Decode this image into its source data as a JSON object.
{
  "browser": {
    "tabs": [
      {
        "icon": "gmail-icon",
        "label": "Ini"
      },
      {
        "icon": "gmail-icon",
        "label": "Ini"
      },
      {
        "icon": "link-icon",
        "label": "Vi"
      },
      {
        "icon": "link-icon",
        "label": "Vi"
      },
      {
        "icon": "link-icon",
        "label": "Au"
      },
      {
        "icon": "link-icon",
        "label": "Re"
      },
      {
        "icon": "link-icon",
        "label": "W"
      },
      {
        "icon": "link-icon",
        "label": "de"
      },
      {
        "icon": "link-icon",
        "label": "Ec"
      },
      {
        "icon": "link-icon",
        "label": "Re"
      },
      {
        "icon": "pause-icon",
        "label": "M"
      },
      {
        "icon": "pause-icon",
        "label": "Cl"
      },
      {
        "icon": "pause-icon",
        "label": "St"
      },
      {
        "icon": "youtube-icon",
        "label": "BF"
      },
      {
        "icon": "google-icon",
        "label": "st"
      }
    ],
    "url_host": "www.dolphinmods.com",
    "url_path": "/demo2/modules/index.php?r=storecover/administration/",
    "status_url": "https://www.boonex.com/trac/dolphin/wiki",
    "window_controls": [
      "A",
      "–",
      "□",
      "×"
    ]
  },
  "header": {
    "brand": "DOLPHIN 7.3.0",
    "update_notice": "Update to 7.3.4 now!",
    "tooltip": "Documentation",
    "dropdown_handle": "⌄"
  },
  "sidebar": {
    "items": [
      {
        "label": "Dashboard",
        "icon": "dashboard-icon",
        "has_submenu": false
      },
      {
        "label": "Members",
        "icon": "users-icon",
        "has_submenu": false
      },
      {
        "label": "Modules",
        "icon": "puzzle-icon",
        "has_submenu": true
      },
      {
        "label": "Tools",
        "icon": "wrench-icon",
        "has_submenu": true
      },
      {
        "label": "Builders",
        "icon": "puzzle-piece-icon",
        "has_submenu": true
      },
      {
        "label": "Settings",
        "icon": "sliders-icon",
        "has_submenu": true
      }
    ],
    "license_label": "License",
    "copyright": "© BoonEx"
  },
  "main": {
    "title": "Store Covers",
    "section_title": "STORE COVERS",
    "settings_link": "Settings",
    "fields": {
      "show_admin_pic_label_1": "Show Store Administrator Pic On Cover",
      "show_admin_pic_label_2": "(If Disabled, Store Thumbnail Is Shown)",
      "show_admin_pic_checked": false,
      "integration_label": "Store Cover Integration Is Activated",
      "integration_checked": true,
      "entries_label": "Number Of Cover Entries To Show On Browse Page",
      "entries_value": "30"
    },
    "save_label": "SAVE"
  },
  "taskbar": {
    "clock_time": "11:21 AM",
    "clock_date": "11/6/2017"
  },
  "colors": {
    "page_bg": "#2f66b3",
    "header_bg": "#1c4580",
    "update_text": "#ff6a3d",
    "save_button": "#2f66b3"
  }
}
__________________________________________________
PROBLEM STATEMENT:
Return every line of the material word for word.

SOLUTION FOR THIS EXERCISE:
Decode this image into its source data as a JSON object.
{
  "browser": {
    "tabs": [
      {
        "icon": "gmail-icon",
        "label": "Ini"
      },
      {
        "icon": "gmail-icon",
        "label": "Ini"
      },
      {
        "icon": "link-icon",
        "label": "Vi"
      },
      {
        "icon": "link-icon",
        "label": "Vi"
      },
      {
        "icon": "link-icon",
        "label": "Au"
      },
      {
        "icon": "link-icon",
        "label": "Re"
      },
      {
        "icon": "link-icon",
        "label": "W"
      },
      {
        "icon": "link-icon",
        "label": "de"
      },
      {
        "icon": "link-icon",
        "label": "Ec"
      },
      {
        "icon": "link-icon",
        "label": "Re"
      },
      {
        "icon": "pause-icon",
        "label": "M"
      },
      {
        "icon": "pause-icon",
        "label": "Cl"
      },
      {
        "icon": "pause-icon",
        "label": "St"
      },
      {
        "icon": "youtube-icon",
        "label": "BF"
      },
      {
        "icon": "google-icon",
        "label": "st"
      }
    ],
    "url_host": "www.dolphinmods.com",
    "url_path": "/demo2/modules/index.php?r=storecover/administration/",
    "status_url": "https://www.boonex.com/trac/dolphin/wiki",
    "window_controls": [
      "A",
      "–",
      "□",
      "×"
    ]
  },
  "header": {
    "brand": "DOLPHIN 7.3.0",
    "update_notice": "Update to 7.3.4 now!",
    "tooltip": "Documentation",
    "dropdown_handle": "⌄"
  },
  "sidebar": {
    "items": [
      {
        "label": "Dashboard",
        "icon": "dashboard-icon",
        "has_submenu": false
      },
      {
        "label": "Members",
        "icon": "users-icon",
        "has_submenu": false
      },
      {
        "label": "Modules",
        "icon": "puzzle-icon",
        "has_submenu": true
      },
      {
        "label": "Tools",
        "icon": "wrench-icon",
        "has_submenu": true
      },
      {
        "label": "Builders",
        "icon": "puzzle-piece-icon",
        "has_submenu": true
      },
      {
        "label": "Settings",
        "icon": "sliders-icon",
        "has_submenu": true
      }
    ],
    "license_label": "License",
    "copyright": "© BoonEx"
  },
  "main": {
    "title": "Store Covers",
    "section_title": "STORE COVERS",
    "settings_link": "Settings",
    "fields": {
      "show_admin_pic_label_1": "Show Store Administrator Pic On Cover",
      "show_admin_pic_label_2": "(If Disabled, Store Thumbnail Is Shown)",
      "show_admin_pic_checked": false,
      "integration_label": "Store Cover Integration Is Activated",
      "integration_checked": true,
      "entries_label": "Number Of Cover Entries To Show On Browse Page",
      "entries_value": "30"
    },
    "save_label": "SAVE"
  },
  "taskbar": {
    "clock_time": "11:21 AM",
    "clock_date": "11/6/2017"
  },
  "colors": {
    "page_bg": "#2f66b3",
    "header_bg": "#1c4580",
    "update_text": "#ff6a3d",
    "save_button": "#2f66b3"
  }
}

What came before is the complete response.